Regarding this whole mess, also important IMO has been the failure of Boards of Directors. Nothing but corrupt, useless lackeys. Reform — or something — seems definitely needed there.
The conduct of BOA may or may not be a US securities law violation, and the question of whether it is or isn’t will some day make an interesting law school case. Cuomo, however, has the advantage of the Martin Act, which penalizes conduct that Federal law clearly does not reach. Depending on your point of view, the availability of the Martin Act can be a good idea (personally, I think it rides roughshod over defendants rights), but if you want BoA hung out to dry, then Cuomo has powers Congress would never give the SEC.
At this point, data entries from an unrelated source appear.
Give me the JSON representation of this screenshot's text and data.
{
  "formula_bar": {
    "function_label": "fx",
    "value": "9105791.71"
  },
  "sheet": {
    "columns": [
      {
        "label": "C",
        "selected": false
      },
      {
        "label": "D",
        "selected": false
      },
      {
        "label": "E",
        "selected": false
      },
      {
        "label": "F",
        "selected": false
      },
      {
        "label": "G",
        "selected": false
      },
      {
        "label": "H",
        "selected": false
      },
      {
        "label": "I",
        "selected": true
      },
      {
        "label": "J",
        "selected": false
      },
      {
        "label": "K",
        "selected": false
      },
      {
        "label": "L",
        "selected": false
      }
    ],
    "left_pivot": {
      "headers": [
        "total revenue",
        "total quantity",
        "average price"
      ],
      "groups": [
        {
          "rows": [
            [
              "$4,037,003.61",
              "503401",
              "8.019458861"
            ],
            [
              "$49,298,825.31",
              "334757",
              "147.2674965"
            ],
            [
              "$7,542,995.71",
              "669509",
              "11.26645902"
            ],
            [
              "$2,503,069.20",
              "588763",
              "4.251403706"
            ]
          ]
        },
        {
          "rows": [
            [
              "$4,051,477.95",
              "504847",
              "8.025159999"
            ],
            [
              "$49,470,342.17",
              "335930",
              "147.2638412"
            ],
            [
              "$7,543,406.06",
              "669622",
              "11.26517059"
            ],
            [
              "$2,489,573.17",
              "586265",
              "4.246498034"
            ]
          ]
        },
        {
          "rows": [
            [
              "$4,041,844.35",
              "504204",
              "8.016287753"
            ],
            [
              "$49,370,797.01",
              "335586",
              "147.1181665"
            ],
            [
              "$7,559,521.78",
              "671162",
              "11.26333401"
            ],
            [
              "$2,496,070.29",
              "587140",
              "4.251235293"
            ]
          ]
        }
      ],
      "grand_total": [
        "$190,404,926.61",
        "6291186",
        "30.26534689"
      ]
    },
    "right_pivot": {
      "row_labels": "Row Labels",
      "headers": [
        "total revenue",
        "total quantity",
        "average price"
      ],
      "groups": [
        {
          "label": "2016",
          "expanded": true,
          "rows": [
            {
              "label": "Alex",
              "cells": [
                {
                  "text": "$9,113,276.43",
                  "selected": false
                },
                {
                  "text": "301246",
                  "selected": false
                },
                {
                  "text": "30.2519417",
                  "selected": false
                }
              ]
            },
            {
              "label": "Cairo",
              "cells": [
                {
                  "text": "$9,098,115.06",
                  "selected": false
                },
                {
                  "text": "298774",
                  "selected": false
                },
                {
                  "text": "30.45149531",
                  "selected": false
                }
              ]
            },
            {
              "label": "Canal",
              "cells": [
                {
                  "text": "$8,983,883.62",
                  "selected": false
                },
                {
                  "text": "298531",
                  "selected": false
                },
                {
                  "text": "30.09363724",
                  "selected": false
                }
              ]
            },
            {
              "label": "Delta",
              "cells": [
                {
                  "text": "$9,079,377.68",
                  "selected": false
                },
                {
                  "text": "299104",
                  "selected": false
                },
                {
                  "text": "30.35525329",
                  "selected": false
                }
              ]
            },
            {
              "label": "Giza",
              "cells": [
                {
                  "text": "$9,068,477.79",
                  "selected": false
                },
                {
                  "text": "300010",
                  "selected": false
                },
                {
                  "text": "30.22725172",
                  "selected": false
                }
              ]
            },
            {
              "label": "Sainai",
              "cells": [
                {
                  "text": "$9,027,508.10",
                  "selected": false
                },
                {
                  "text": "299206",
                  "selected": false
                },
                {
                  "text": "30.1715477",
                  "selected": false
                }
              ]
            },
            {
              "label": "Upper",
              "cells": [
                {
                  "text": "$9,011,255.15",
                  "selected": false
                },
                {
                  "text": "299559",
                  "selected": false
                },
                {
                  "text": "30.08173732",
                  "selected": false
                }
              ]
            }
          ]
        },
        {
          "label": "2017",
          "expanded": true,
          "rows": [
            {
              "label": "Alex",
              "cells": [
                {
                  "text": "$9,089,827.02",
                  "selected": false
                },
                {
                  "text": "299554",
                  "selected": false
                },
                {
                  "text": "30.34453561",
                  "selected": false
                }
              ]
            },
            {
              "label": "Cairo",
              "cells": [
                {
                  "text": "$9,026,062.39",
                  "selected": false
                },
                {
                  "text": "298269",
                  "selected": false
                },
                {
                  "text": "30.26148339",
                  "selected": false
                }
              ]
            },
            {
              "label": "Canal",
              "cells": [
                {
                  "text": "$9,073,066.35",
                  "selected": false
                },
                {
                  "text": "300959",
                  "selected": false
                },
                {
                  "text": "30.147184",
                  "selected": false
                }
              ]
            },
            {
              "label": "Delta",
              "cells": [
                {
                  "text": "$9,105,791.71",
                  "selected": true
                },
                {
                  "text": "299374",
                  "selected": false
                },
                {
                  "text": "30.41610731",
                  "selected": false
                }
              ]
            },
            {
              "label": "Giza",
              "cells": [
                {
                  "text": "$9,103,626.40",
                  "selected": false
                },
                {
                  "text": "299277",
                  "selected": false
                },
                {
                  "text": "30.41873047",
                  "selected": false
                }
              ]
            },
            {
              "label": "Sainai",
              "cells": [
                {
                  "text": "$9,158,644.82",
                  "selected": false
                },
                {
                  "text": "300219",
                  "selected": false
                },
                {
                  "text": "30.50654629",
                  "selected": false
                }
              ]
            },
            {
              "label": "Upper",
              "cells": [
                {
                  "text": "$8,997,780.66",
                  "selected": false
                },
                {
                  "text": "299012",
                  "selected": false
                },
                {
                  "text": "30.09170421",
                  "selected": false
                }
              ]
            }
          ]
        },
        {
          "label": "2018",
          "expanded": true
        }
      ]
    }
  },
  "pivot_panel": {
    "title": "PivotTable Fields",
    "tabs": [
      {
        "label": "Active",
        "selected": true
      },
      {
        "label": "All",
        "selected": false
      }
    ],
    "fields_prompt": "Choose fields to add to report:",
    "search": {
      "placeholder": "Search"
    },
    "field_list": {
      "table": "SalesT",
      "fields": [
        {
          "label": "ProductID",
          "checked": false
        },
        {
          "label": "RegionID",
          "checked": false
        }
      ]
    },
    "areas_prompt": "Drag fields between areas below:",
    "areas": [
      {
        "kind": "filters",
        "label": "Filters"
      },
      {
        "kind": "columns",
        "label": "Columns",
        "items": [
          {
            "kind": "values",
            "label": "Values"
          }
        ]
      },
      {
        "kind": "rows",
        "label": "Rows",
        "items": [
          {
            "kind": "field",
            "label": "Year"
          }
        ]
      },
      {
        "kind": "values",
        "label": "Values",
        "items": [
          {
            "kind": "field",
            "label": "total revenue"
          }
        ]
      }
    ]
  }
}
SEC conspiracy and collusion; hang them too ASAP!!! We need to put people back to work making pikes for the heads on wall street, and then people to work the head choppers and people to round up the banker families …. well, yah know, that was a bit much I guess, but IMHO we need to see some Enron-like discovery here or things will get nasty. If confidence is not restored with accountability, people may just take matters into their own hands someday … I could be wrong, but as The SEC continues to look like a bunch of crooks and pirates who are in bed with Bernanke, Paulson, Timmy, Bush, Obama and thousands of corporate parasites who are hell-bent on stealing more and more and more cash from taxpayers — where do you all think this will go …. huh, huh, where, tll me please, I need to friggn know …….ahhhhhhhh..